I lived through rationing during World War II. I know — I was only a kid — but I remember things. I was in charge of collecting and cleaning bottles and tin cans. I peeled off labels, washed them, cut off the can bottoms, stuffed them inside the cans and stomped them flat. (That was the best part.) I bundled newspapers and cardboard and listened to my parents complain when there wasn’t enough coffee. (They were allowed one pound once a month for each of them. I didn’t count as a person yet.)
We kids brought our dimes to school and bought War Stamps and pasted them into books. My parents bought Victory bonds when they could.


The idea of rationing was to make sure everyone had just enough, but not too much. The problem with rationing — just as now — was that they never figured how to stop greed. We were warned against black marketeers almost as often as we were against ‘loose lips sinking ships’.
Hennepin County Library — with permission
Wikimedia Commons

We saved grease and took it to the butcher because it could be used for explosives. In some parts they collected garbage to feed hogs. People grew Victory Gardens and shared what they grew.

National Archives

We stopped traveling when gas was rationed, and rubber tires were as valuable as gold. Our giddy idea of wealth was a spare tire and a patching kit. 

Library of Congress

When Nylon became a commodity used for parachutes, women took to wearing leg makeup and drawing fake seam lines down the backs of their legs. (Because working women were required to wear skirts and ‘hose’ at all times.)

Source: Smithsonian
Poster source: Foundation for Economic Education

There were posters on walls and in magazines reminding us that our days of being wasteful were behind us. We had to be good citizens or Hitler and Tojo would win. And we didn’t want that, did we?

National Archives

Yes, much of it was propaganda meant to scare us, but it did the job: We were scared. It was our government at work, doing everything they could to keep the armies of the world safe and efficient against our common enemies, and, as good citizens, we were required to help.
Notice a pattern in these posters? It was all about shaming. It was all about being proud to be an American. You want to be a good citizen? Then do what you can to keep our boys alive. Let’s win this thing!
And we did. There is no question that too many Americans died in that war, but we did what we had to do to keep even more Americans from dying. And we felt good about it. That was key. We weren’t sitting on our hands waiting for something to happen, we were a force. We had it in us to make simple sacrifices that ultimately made the difference.

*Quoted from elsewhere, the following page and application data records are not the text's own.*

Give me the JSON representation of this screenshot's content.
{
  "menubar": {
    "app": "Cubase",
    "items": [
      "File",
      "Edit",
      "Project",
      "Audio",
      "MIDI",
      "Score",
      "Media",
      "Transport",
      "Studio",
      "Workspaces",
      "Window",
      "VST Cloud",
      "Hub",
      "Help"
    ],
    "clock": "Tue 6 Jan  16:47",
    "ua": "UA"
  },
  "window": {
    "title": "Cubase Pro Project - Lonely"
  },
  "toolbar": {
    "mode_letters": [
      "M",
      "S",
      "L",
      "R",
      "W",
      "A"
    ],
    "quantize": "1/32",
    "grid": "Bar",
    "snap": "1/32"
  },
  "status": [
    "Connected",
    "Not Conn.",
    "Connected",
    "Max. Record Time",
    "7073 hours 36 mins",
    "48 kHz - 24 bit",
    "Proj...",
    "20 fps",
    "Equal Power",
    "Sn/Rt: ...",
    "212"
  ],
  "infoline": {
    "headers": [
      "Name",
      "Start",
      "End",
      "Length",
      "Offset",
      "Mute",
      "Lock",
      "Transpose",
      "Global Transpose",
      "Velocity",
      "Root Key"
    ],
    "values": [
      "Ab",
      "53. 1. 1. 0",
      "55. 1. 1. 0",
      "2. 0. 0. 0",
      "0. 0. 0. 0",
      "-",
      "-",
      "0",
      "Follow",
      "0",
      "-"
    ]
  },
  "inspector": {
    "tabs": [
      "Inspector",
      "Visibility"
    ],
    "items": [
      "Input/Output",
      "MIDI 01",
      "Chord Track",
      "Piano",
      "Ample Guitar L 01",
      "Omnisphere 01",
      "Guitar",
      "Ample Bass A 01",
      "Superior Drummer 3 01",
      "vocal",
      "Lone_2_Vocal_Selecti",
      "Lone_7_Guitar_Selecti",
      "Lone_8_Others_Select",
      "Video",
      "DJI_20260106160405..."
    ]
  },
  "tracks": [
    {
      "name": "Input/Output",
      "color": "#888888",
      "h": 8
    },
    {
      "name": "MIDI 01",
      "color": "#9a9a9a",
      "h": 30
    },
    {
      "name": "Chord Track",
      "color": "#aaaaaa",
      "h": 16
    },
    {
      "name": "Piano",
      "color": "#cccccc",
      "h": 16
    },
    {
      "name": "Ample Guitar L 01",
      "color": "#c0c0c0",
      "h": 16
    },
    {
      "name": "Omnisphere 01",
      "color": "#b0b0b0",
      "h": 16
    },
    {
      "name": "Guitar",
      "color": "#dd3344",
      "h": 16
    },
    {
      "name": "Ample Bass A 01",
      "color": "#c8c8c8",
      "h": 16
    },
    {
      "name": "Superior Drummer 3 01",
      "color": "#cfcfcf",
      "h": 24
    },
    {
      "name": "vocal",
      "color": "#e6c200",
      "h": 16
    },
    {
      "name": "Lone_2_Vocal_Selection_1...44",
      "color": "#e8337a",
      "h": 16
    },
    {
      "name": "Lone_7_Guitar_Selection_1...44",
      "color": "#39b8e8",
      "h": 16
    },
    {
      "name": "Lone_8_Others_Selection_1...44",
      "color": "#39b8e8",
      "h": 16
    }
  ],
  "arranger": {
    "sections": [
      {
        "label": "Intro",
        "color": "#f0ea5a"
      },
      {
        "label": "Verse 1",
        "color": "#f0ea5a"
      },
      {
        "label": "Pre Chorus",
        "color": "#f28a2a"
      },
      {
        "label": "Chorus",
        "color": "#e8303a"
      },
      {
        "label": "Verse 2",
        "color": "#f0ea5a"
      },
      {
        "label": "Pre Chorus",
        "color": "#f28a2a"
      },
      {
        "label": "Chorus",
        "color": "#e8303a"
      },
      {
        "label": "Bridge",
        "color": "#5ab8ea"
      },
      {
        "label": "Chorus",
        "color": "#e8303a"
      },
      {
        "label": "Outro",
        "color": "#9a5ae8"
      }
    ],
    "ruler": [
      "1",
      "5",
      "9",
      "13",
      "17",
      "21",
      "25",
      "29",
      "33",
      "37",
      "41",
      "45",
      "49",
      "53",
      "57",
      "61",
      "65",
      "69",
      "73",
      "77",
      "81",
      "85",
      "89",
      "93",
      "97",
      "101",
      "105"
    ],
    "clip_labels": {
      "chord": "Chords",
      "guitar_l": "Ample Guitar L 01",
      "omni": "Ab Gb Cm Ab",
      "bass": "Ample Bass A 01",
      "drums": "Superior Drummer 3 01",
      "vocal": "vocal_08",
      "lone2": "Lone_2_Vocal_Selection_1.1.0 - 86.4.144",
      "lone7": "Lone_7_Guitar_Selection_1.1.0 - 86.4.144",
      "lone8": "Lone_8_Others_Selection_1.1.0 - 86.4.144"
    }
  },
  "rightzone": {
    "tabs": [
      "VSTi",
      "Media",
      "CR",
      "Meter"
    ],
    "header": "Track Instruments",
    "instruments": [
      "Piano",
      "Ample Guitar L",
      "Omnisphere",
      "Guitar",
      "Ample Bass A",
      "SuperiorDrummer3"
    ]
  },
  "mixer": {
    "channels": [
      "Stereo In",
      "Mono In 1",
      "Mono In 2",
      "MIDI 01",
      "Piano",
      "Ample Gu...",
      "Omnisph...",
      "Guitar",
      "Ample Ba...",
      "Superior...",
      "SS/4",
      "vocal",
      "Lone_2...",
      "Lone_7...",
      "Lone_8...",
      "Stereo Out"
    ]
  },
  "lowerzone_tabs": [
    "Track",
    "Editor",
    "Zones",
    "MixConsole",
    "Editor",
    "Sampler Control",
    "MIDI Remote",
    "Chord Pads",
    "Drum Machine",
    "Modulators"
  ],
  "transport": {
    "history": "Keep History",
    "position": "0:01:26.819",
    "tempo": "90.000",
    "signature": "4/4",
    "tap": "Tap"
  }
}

So here we are again. We’re being asked to take stock and see what we can do to help. If it takes shaming, I’m all for it. If it takes constant reminders about what you can do for your country, remind me. Constantly.
But what if we could do this by just thinking about it and doing the right thing?
What if we didn’t hoard?
What if we didn’t gather in crowds?
What if we learned new ways of doing things?
What if we conserved food so others could eat, too?
What if we came together in hundreds of thousands of communities and looked out for each other?
And what if, when this is over, we kept it up?
Every life lost is a tragedy. Everyone is in danger. If we can do even a little to help the cause, we must do it. If we can do more, we must do more. We’re citizens of the world and the world is hurting. It really is up to us now.
(Cross-posted at Medium)